By Vedika Global Ayurveda Clinical Specialist Shankari Kate Sadowsky
(As seen in the December 2013/January 2014 Issue of Common Ground Magazine)
How wonderful when ancient practices flow into the contemporary mainstream. However, as with any game of telephone, the facts and founding principles usually get lost in perpetuation. “Oil pulling” is quickly becoming a popular daily practice, but it’s worth a moment to get the prescription right before passing it on.
As a 3,000-year-old Ayurvedic practice that is part of a set of daily health rituals collectively called dinacharya, oil pulling is designed to maintain balance as well as to prevent and treat disease. The mouth and tongue are a reflection of the health of the digestive system; therefore, treating the mouth impacts the entire body.
As described in the ancient medical text Charaka Samhita, there are two main techniques for cleansing the mouth. One is called gandush, which involves filling the mouth with about a cup of oil or medicinal preparations—depending on the capacity of the mouth—such that the mouth is stabilized. The second method, kavala, involves a lesser amount of oil or water that is easily swished inside the mouth, but not in the throat, as in gargling. Prior to either practice, it is important to scrape the tongue to remove its stagnant properties.
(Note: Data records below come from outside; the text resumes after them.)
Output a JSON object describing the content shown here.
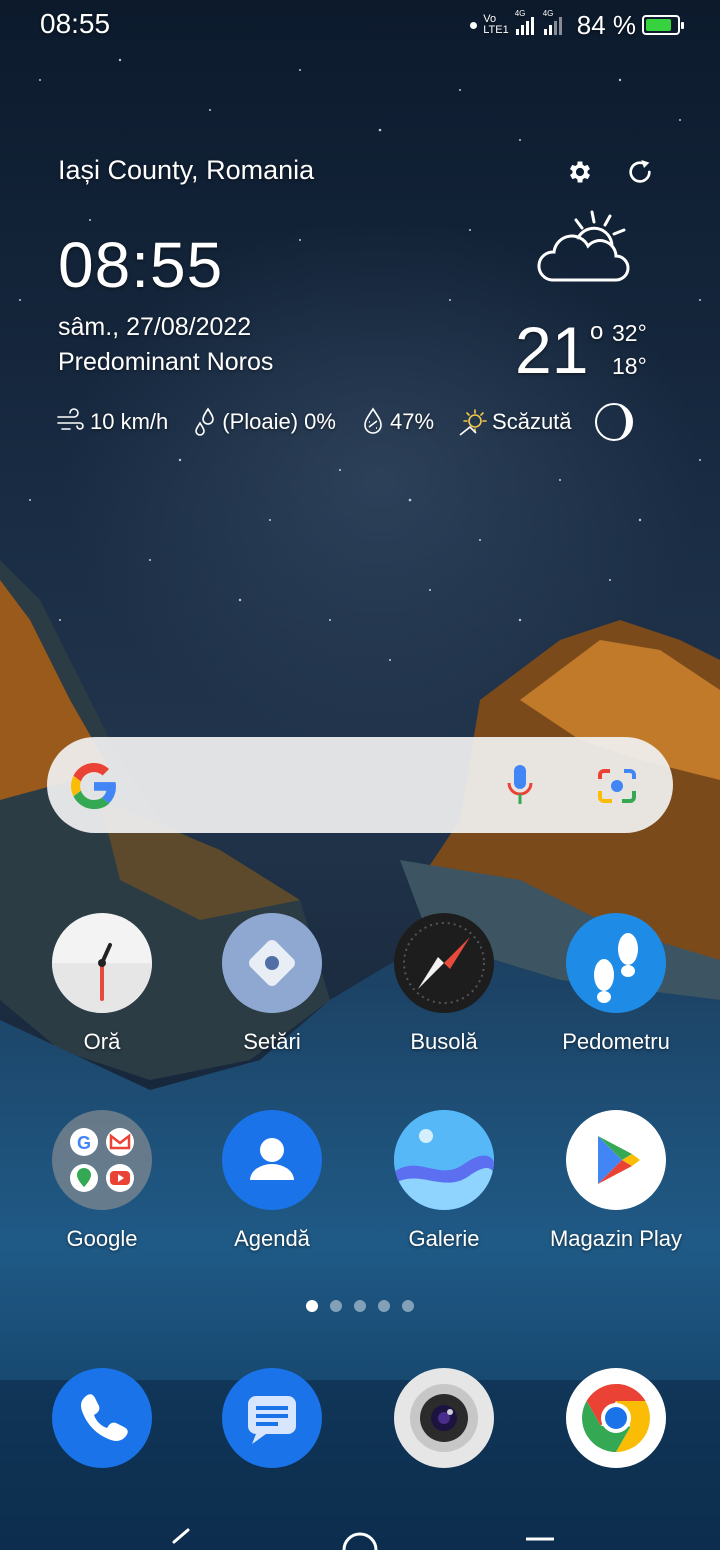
{
  "status_bar": {
    "time": "08:55",
    "volte_top": "Vo",
    "volte_bottom": "LTE1",
    "network_1": "4G",
    "network_2": "4G",
    "battery_percent": "84 %",
    "battery_level": 0.84,
    "battery_color": "#37d33e"
  },
  "weather": {
    "location": "Iași County, Romania",
    "time": "08:55",
    "date": "sâm., 27/08/2022",
    "condition": "Predominant Noros",
    "temperature": "21",
    "degree_symbol": "o",
    "high": "32°",
    "low": "18°",
    "wind": "10 km/h",
    "precipitation": "(Ploaie) 0%",
    "humidity": "47%",
    "uv": "Scăzută",
    "settings_icon": "gear-icon",
    "refresh_icon": "refresh-icon",
    "condition_icon": "partly-cloudy-icon",
    "moon_icon": "moon-phase-icon"
  },
  "search_bar": {
    "logo_icon": "google-g-icon",
    "mic_icon": "microphone-icon",
    "lens_icon": "lens-camera-icon"
  },
  "apps": [
    {
      "label": "Oră",
      "icon": "clock-icon"
    },
    {
      "label": "Setări",
      "icon": "settings-icon"
    },
    {
      "label": "Busolă",
      "icon": "compass-icon"
    },
    {
      "label": "Pedometru",
      "icon": "footsteps-icon"
    },
    {
      "label": "Google",
      "icon": "folder-icon"
    },
    {
      "label": "Agendă",
      "icon": "contacts-icon"
    },
    {
      "label": "Galerie",
      "icon": "gallery-icon"
    },
    {
      "label": "Magazin Play",
      "icon": "play-store-icon"
    }
  ],
  "pager": {
    "pages": 5,
    "current": 1
  },
  "dock": [
    {
      "icon": "phone-icon"
    },
    {
      "icon": "messages-icon"
    },
    {
      "icon": "camera-icon"
    },
    {
      "icon": "chrome-icon"
    }
  ]
}
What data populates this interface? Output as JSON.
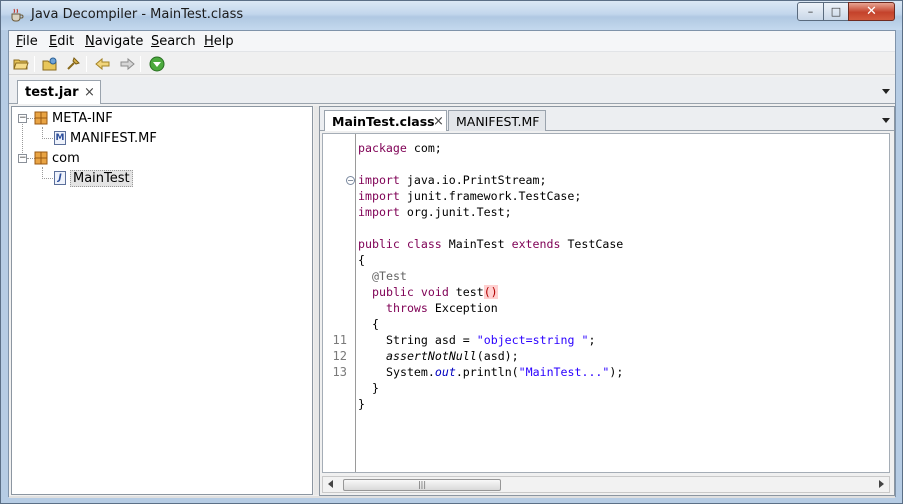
{
  "window": {
    "title": "Java Decompiler - MainTest.class",
    "controls": {
      "minimize": "–",
      "maximize": "□",
      "close": "✕"
    }
  },
  "menu": {
    "items": [
      {
        "label": "File",
        "mnemonic": "F",
        "rest": "ile"
      },
      {
        "label": "Edit",
        "mnemonic": "E",
        "rest": "dit"
      },
      {
        "label": "Navigate",
        "mnemonic": "N",
        "rest": "avigate"
      },
      {
        "label": "Search",
        "mnemonic": "S",
        "rest": "earch"
      },
      {
        "label": "Help",
        "mnemonic": "H",
        "rest": "elp"
      }
    ]
  },
  "toolbar": {
    "icons": [
      "open-file-icon",
      "open-type-icon",
      "search-icon",
      "back-icon",
      "forward-icon",
      "about-icon"
    ]
  },
  "jar_tabs": [
    {
      "label": "test.jar",
      "close": "×"
    }
  ],
  "tree": {
    "nodes": [
      {
        "label": "META-INF",
        "type": "package",
        "expanded": true
      },
      {
        "label": "MANIFEST.MF",
        "type": "manifest",
        "icon_letter": "M"
      },
      {
        "label": "com",
        "type": "package",
        "expanded": true
      },
      {
        "label": "MainTest",
        "type": "class",
        "icon_letter": "J",
        "selected": true
      }
    ]
  },
  "editor": {
    "tabs": [
      {
        "label": "MainTest.class",
        "close": "×",
        "active": true
      },
      {
        "label": "MANIFEST.MF",
        "active": false
      }
    ],
    "line_numbers": [
      "11",
      "12",
      "13"
    ],
    "fold_marker": "−",
    "scroll_thumb": "|||",
    "code": {
      "l1_kw": "package",
      "l1_rest": " com;",
      "l3_kw": "import",
      "l3_rest": " java.io.PrintStream;",
      "l4_kw": "import",
      "l4_rest": " junit.framework.TestCase;",
      "l5_kw": "import",
      "l5_rest": " org.junit.Test;",
      "l7_kw1": "public",
      "l7_kw2": "class",
      "l7_name": " MainTest ",
      "l7_kw3": "extends",
      "l7_rest": " TestCase",
      "l8": "{",
      "l9_ann": "@Test",
      "l10_kw1": "public",
      "l10_kw2": "void",
      "l10_name": " test",
      "l10_paren": "()",
      "l11_kw": "throws",
      "l11_rest": " Exception",
      "l12": "{",
      "l13_pre": "String asd = ",
      "l13_str": "\"object=string \"",
      "l13_post": ";",
      "l14_it": "assertNotNull",
      "l14_rest": "(asd);",
      "l15_pre": "System.",
      "l15_it": "out",
      "l15_mid": ".println(",
      "l15_str": "\"MainTest...\"",
      "l15_post": ");",
      "l16": "}",
      "l17": "}"
    }
  },
  "colors": {
    "keyword": "#7f0055",
    "string": "#2a00ff",
    "annotation": "#646464"
  }
}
The benefits of gandush include reducing tingling sensations in the teeth, increasing stability of teeth, decreasing tension in the jaw and neck, and reducing ringing in the ears. The benefits of kavala include stimulating the sense of taste, strengthening and stabilizing the teeth and jaw, improving the quality of the voice, preventing tooth sensitivity, decreasing nausea, and reducing inflammation of the gums.
In gandush, a large amount of oil, warmed to body temperature, is held in the mouth for three minutes, or until secretions build in the mouth or emerge from the eyes or nose. In kavala, 1–2 teaspoons of oil or water is swished around the teeth and mouth, ideally for three minutes, but for at least one. The practice concludes by swishing another small amount of water, which is spit out.
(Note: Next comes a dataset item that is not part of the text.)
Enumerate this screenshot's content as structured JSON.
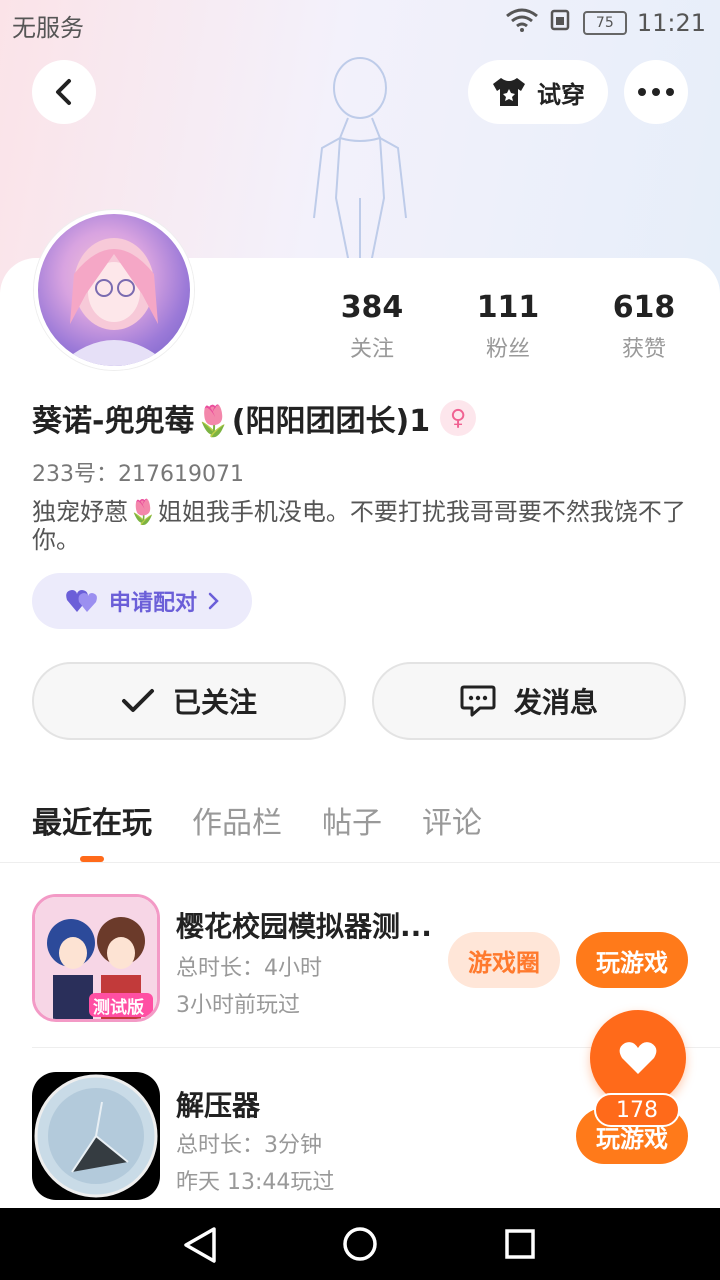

Sesame oil is specifically mentioned for its subtle, penetrating, preventive, and curative effects. Modern Ayurvedic practitioners have included other oils with positive results, including sunflower and coconut. Ayurvedic texts tell us that this is best performed on an empty stomach before breakfast, ideally without a breeze or fan but in sunlight, after having neck and shoulders massaged with oil. The modern-day compromise may be to sit in a warm, relaxing place, and stretch or massage the shoulders and neck with warm sesame oil.
Gandush and kavala are generally prescribed to all people, though using oil is contraindicated for those with phlegm congestion, oral infection, diarrhea, or active alcoholism. In these cases, it’s better to use water. In the event that burning sensations or wounds in the mouth are experienced, use ghee, milk, or diluted rosewater. For mouth ulcers, lukewarm milk or milk with licorice root is advised.
Shankari Kate Sadowsky is a teacher, student, writer, and practitioners of Ayurveda. She has studied for five years at Vedika Global, where she is Certified Ayurveda Clinical Specialist. She is being personally trained by Acharya Shunya to teach the foundational theory classes for beginner Ayurveda students at Vedika. Shankari provides Ayurvedic consultations through her private practice at Bija Ayurveda. She has been a bodyworker and meditation teacher for ten years, and earned a Masters degree in Holistic Health Education from John F. Kennedy University. Shankari loves teaching the foundational theory classes at Vedika, as these are the principles that form the context in which she mothers, cooks, reads, listens, observes, grows, and plays in the world. Learn more about Shankari and her Ayurveda private practice at http://www.bijaayurveda.com.